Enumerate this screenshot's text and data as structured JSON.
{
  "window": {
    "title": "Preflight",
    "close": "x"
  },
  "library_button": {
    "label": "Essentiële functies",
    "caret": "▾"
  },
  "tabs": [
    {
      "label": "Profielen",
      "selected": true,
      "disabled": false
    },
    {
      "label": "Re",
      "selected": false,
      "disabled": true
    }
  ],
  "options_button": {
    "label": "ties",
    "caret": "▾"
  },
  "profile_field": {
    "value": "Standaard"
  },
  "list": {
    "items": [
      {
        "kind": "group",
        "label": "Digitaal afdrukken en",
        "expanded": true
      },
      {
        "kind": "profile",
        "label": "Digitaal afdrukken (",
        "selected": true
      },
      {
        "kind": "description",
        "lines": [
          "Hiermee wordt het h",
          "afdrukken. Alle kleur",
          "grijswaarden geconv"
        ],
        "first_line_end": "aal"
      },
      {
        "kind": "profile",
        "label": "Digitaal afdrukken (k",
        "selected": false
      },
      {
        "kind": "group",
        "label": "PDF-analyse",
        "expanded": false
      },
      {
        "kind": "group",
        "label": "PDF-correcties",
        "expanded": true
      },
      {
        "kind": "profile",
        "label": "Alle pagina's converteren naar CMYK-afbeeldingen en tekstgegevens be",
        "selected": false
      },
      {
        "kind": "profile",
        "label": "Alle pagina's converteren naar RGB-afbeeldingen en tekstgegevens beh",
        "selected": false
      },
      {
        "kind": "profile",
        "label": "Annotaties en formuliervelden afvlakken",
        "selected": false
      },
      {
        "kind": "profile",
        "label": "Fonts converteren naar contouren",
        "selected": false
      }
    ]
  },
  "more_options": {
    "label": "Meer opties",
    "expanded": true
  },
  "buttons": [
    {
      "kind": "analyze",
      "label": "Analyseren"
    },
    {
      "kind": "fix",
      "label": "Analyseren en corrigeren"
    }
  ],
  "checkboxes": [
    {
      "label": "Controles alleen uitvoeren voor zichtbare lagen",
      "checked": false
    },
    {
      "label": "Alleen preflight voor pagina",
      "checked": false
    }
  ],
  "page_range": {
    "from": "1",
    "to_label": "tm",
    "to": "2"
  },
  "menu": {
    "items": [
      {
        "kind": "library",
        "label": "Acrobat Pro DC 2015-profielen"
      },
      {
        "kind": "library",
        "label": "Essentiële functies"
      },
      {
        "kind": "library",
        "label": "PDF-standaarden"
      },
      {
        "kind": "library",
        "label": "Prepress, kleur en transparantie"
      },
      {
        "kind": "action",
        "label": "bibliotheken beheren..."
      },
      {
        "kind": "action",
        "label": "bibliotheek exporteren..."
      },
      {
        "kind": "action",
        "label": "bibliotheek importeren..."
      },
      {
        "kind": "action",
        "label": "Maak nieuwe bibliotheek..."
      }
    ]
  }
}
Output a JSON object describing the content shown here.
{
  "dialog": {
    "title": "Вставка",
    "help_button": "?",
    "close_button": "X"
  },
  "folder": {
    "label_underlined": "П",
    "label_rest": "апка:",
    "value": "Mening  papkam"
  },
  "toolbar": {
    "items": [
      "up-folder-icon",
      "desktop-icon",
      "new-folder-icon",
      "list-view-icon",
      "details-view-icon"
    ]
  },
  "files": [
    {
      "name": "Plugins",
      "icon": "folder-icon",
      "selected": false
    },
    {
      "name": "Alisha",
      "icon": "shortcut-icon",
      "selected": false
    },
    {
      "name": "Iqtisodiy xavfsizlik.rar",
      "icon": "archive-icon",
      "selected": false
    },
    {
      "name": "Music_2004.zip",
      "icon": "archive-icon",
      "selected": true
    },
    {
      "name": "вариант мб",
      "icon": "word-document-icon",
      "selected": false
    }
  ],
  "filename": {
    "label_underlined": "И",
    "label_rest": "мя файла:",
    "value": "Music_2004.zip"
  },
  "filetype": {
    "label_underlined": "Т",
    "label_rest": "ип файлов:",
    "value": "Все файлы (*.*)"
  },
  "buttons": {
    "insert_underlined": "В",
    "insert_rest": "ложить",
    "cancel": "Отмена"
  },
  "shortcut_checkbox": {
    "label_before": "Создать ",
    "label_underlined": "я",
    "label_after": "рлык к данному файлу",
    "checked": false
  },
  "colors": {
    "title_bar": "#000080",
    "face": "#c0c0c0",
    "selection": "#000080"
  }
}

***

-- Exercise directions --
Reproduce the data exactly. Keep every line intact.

-- Answer area --
Enumerate this screenshot's text and data as structured JSON.
{
  "window": {
    "title": "Preflight",
    "close": "x"
  },
  "library_button": {
    "label": "Essentiële functies",
    "caret": "▾"
  },
  "tabs": [
    {
      "label": "Profielen",
      "selected": true,
      "disabled": false
    },
    {
      "label": "Re",
      "selected": false,
      "disabled": true
    }
  ],
  "options_button": {
    "label": "ties",
    "caret": "▾"
  },
  "profile_field": {
    "value": "Standaard"
  },
  "list": {
    "items": [
      {
        "kind": "group",
        "label": "Digitaal afdrukken en",
        "expanded": true
      },
      {
        "kind": "profile",
        "label": "Digitaal afdrukken (",
        "selected": true
      },
      {
        "kind": "description",
        "lines": [
          "Hiermee wordt het h",
          "afdrukken. Alle kleur",
          "grijswaarden geconv"
        ],
        "first_line_end": "aal"
      },
      {
        "kind": "profile",
        "label": "Digitaal afdrukken (k",
        "selected": false
      },
      {
        "kind": "group",
        "label": "PDF-analyse",
        "expanded": false
      },
      {
        "kind": "group",
        "label": "PDF-correcties",
        "expanded": true
      },
      {
        "kind": "profile",
        "label": "Alle pagina's converteren naar CMYK-afbeeldingen en tekstgegevens be",
        "selected": false
      },
      {
        "kind": "profile",
        "label": "Alle pagina's converteren naar RGB-afbeeldingen en tekstgegevens beh",
        "selected": false
      },
      {
        "kind": "profile",
        "label": "Annotaties en formuliervelden afvlakken",
        "selected": false
      },
      {
        "kind": "profile",
        "label": "Fonts converteren naar contouren",
        "selected": false
      }
    ]
  },
  "more_options": {
    "label": "Meer opties",
    "expanded": true
  },
  "buttons": [
    {
      "kind": "analyze",
      "label": "Analyseren"
    },
    {
      "kind": "fix",
      "label": "Analyseren en corrigeren"
    }
  ],
  "checkboxes": [
    {
      "label": "Controles alleen uitvoeren voor zichtbare lagen",
      "checked": false
    },
    {
      "label": "Alleen preflight voor pagina",
      "checked": false
    }
  ],
  "page_range": {
    "from": "1",
    "to_label": "tm",
    "to": "2"
  },
  "menu": {
    "items": [
      {
        "kind": "library",
        "label": "Acrobat Pro DC 2015-profielen"
      },
      {
        "kind": "library",
        "label": "Essentiële functies"
      },
      {
        "kind": "library",
        "label": "PDF-standaarden"
      },
      {
        "kind": "library",
        "label": "Prepress, kleur en transparantie"
      },
      {
        "kind": "action",
        "label": "bibliotheken beheren..."
      },
      {
        "kind": "action",
        "label": "bibliotheek exporteren..."
      },
      {
        "kind": "action",
        "label": "bibliotheek importeren..."
      },
      {
        "kind": "action",
        "label": "Maak nieuwe bibliotheek..."
      }
    ]
  }
}
Output a JSON object describing the content shown here.
{
  "dialog": {
    "title": "Вставка",
    "help_button": "?",
    "close_button": "X"
  },
  "folder": {
    "label_underlined": "П",
    "label_rest": "апка:",
    "value": "Mening  papkam"
  },
  "toolbar": {
    "items": [
      "up-folder-icon",
      "desktop-icon",
      "new-folder-icon",
      "list-view-icon",
      "details-view-icon"
    ]
  },
  "files": [
    {
      "name": "Plugins",
      "icon": "folder-icon",
      "selected": false
    },
    {
      "name": "Alisha",
      "icon": "shortcut-icon",
      "selected": false
    },
    {
      "name": "Iqtisodiy xavfsizlik.rar",
      "icon": "archive-icon",
      "selected": false
    },
    {
      "name": "Music_2004.zip",
      "icon": "archive-icon",
      "selected": true
    },
    {
      "name": "вариант мб",
      "icon": "word-document-icon",
      "selected": false
    }
  ],
  "filename": {
    "label_underlined": "И",
    "label_rest": "мя файла:",
    "value": "Music_2004.zip"
  },
  "filetype": {
    "label_underlined": "Т",
    "label_rest": "ип файлов:",
    "value": "Все файлы (*.*)"
  },
  "buttons": {
    "insert_underlined": "В",
    "insert_rest": "ложить",
    "cancel": "Отмена"
  },
  "shortcut_checkbox": {
    "label_before": "Создать ",
    "label_underlined": "я",
    "label_after": "рлык к данному файлу",
    "checked": false
  },
  "colors": {
    "title_bar": "#000080",
    "face": "#c0c0c0",
    "selection": "#000080"
  }
}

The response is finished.